End of Year Giving: Ensuring December Is A Strong Month For Cash
For not for profit organizations, including synagogues and other houses of worship, December is the best month for cash.
It is the end of the year and we are all thinking of year-end contributions. You know that after Thanksgiving, we will all be receiving many requests for contributions via regular mail a well as email. (Read my recent blog on #givingtuesday). What should you synagogue do?
-Encourage congregants to pay whatever outstanding balance they have on dues/annual commitments by December 31st to take advantage of including December payments among their 2014 charitable contributions on their tax returns. Remember, payments for dues/annual commitments are tax deductible to the fullest extent allowed by law. Payments for Religious School tuition, Early Childhood, and Adult Education are not tax deductible.
-For congregants who have already paid their dues in full, send them a letter or email asking them for an additional contribution equal to one month of dues.
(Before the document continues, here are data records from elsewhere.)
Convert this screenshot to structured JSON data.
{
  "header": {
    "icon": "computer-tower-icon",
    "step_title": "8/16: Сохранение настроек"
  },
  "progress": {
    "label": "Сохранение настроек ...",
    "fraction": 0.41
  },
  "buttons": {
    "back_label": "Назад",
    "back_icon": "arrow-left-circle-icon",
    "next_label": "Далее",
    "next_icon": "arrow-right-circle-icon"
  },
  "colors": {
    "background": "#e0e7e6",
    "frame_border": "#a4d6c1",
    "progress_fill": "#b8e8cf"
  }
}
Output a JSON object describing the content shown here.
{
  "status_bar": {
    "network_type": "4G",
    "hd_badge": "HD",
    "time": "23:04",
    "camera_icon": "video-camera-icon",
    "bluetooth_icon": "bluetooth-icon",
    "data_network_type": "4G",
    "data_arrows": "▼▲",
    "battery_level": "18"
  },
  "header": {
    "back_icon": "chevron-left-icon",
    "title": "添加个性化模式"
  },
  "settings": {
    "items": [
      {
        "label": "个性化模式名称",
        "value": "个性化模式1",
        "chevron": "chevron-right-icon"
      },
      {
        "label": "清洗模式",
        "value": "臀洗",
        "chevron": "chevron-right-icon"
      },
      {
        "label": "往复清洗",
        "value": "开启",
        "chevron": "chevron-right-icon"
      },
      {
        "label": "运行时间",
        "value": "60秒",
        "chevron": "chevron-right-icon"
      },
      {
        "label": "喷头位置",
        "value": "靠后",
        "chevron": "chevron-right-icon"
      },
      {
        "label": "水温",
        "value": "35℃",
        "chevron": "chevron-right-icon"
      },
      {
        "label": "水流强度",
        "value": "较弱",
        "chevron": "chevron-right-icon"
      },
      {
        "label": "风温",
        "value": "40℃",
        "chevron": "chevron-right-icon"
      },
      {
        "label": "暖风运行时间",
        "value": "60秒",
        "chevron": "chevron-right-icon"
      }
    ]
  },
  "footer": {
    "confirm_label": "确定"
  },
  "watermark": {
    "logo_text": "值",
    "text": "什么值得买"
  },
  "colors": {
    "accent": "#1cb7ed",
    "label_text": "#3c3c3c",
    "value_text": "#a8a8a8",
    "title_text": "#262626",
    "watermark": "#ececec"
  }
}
-Send out a letter by regular mail asking all congregants to include the synagogue in their year-end giving with a special gift of $100.
-Email the entire congregation on December 16th (the first night of Hanukkah) and December 31st asking congregants for an end of year $100 contribution and providing them with the link to make an online contribution.
-Encourage congregants to pay their dues/annual commitments with appreciated assets, such as stocks, which may give them additional tax savings. This opportunity won’t be for everyone. But for those who buy and trade stocks, it could be a very good deal.
Remember, when you send in a contribution, it is the date of the postmark that is key. If you send in a check or credit card payment that is postmarked on December 31st, 2014, and the synagogue receives it on January 2nd or 3rd, you are entitled to a 2014 tax deduction for this contribution.
For donations of stock, the key date is when the stock is transferred into an account of the synagogue. If it is on or before December 31st, the contribution is viewed by the IRS as being made in 2014. It is not the date that the stock is sold.
The important thing here is to have a plan to make an effort to encourage congregants to pay their dues/annual commitment balances in December. And you want to ask congregants to include the synagogue in their year-end giving with contributions over and above dues/annual commitments as well. Congregants may need some prodding. And if you don’t remind them, and provide them with a way to make the payment (invoice, letter, email), it will only occur by happenstance.